Mon, 09/04/2018 - 17:18
Painter John McDonald's story is inspiring - he has only been painting for little over two years, but is already preparing to exhibit his first solo show, at Banks Mill Studio. ‘Butterfly Cry’ will feature John’s portraits of Frida Kahlo and local Derby women.
John was rendered profoundly deaf over sixteen years ago and completely shut off from the world. Now, in his fifties, John has discovered a whole new sense of connection through art.
“I want to show the progression in my work,” John explains, “from my earlier paintings to where I am now.”
From a young age, art had always been something that John wanted to pursue. However, having growing up in a working class Glaswegian community, the subject was never presented as an option to him.
John’s connection to the artworld began when he started painting forest scenes on his van.
“People would always come up and comment on what I was doing,” John says, “but I could never knew because of my deafness.”
His brother then asked him for a landscape canvas and was moved to tears by what was presented him. Now John spends all day every day in his studio at Banks Mill, working on his craft.
“I fell in love with painting. It’s given me everything. It’s the most balancing and rewarding time of my life. One of the fundamental reason why I paint is that I went from not talking to being able to speak to people and communicate. It drives me so much because it gives me that.”
“I’ve had the courage to approach subjects for my paintings and have made new friendships through my work.”
After two cochlear implants, John is now able to have some hearing again, which helped him approach the women that feature in his collection ‘West End Girls’ and gave him a new sense of communication. “Being deaf can be really isolating. It’s the most horrible world to be involved with.”
John wants to introduce more deaf people to art and break down social barriers. “I used to think over two years ago that you were born with the ability to paint or you were taught it and it’s neither. I believe anyone can paint, anyone can draw. There’s no secret to it, you just need to learn the techniques.”

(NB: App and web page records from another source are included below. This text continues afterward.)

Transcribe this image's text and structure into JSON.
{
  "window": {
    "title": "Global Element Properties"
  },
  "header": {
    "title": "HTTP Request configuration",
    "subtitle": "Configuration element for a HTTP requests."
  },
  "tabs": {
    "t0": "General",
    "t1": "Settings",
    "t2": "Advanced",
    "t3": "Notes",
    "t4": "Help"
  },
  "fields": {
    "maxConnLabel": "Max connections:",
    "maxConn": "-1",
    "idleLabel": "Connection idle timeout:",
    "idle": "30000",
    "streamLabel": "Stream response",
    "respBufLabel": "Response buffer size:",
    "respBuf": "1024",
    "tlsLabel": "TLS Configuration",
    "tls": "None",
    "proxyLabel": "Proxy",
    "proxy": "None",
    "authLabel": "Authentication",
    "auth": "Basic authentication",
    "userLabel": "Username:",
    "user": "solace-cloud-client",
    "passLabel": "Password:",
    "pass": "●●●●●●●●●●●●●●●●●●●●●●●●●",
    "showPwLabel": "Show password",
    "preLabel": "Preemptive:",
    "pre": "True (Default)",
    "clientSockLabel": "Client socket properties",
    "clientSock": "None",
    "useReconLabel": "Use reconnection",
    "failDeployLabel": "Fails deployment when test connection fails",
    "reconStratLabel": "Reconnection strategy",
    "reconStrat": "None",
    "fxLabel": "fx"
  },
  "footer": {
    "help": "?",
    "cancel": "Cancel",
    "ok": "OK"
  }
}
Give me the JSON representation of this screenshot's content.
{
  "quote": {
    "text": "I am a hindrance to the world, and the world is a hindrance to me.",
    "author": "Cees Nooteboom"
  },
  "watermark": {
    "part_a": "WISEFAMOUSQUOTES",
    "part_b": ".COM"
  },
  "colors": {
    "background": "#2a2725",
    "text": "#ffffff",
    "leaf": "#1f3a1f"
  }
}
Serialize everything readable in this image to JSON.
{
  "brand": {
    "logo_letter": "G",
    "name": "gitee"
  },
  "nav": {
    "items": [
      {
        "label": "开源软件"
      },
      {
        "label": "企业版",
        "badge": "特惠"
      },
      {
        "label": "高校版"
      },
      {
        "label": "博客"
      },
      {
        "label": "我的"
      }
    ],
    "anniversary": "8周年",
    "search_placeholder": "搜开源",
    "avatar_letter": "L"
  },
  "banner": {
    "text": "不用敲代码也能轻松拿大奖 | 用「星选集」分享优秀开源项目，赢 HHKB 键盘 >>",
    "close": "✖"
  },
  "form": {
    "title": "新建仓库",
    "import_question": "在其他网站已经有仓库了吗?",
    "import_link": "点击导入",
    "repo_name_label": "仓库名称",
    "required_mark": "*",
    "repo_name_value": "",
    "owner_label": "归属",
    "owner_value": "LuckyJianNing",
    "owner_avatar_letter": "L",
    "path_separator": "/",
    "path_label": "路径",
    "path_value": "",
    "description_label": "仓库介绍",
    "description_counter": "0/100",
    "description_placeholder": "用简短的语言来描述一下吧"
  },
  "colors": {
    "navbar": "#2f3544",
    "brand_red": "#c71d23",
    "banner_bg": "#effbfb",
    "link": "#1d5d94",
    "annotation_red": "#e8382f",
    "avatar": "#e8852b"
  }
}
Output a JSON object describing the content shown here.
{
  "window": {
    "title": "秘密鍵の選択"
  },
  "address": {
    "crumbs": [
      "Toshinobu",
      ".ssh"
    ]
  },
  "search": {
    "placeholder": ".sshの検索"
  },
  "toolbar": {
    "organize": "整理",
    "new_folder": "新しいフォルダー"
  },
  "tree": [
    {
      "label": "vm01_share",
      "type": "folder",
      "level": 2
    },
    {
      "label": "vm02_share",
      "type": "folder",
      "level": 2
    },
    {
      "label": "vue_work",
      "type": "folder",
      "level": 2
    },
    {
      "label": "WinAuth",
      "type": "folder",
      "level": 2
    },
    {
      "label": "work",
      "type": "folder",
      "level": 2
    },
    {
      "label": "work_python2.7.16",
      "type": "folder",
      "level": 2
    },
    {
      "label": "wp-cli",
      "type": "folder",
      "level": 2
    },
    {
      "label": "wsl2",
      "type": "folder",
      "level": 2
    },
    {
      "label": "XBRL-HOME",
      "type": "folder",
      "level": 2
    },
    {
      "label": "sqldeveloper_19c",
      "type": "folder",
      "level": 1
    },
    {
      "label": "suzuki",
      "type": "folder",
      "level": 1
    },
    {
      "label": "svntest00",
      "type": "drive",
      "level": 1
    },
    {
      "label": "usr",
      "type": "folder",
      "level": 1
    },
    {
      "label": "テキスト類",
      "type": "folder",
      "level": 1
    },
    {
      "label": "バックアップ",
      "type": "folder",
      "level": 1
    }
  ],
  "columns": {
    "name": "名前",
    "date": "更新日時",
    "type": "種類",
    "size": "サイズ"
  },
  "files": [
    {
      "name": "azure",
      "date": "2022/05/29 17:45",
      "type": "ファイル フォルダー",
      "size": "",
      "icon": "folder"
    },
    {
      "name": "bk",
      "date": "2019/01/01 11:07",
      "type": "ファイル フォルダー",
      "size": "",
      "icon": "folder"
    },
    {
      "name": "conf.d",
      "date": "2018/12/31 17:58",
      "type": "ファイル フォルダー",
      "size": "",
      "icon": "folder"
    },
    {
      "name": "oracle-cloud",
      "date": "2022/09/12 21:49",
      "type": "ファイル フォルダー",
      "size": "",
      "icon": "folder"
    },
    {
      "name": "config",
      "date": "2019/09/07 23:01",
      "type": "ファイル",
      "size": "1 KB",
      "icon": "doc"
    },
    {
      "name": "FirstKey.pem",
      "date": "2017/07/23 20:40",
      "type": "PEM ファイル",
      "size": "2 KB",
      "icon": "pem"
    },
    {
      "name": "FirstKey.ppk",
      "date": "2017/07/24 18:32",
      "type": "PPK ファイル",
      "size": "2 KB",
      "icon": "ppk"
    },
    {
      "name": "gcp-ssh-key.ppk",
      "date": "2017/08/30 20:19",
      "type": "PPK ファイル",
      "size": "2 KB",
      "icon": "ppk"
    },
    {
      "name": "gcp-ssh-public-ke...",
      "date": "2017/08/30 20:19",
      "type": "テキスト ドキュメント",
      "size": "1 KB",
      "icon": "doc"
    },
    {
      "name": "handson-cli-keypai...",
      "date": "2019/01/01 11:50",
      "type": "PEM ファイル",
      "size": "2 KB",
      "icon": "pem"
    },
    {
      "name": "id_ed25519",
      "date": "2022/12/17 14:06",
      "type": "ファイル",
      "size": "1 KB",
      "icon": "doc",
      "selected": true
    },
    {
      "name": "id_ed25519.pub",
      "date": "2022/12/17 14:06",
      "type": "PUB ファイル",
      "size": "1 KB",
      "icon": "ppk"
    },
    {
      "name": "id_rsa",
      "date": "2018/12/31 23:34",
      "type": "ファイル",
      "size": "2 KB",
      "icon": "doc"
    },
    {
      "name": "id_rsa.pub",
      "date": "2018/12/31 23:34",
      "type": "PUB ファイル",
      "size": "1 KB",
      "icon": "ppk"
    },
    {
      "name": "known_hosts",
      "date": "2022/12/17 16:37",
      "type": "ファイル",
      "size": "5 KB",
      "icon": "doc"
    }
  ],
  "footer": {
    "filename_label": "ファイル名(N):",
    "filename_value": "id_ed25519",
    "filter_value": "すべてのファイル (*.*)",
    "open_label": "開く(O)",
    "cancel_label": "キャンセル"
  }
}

“If I can do,” he says, “anyone can.”
Butterfly Cry will begin on Monday, 16 April 2018 and run until Friday, 18 May. John will be painting live throughout most of the exhibition, for anyone who would like to speak to him or learn how to paint.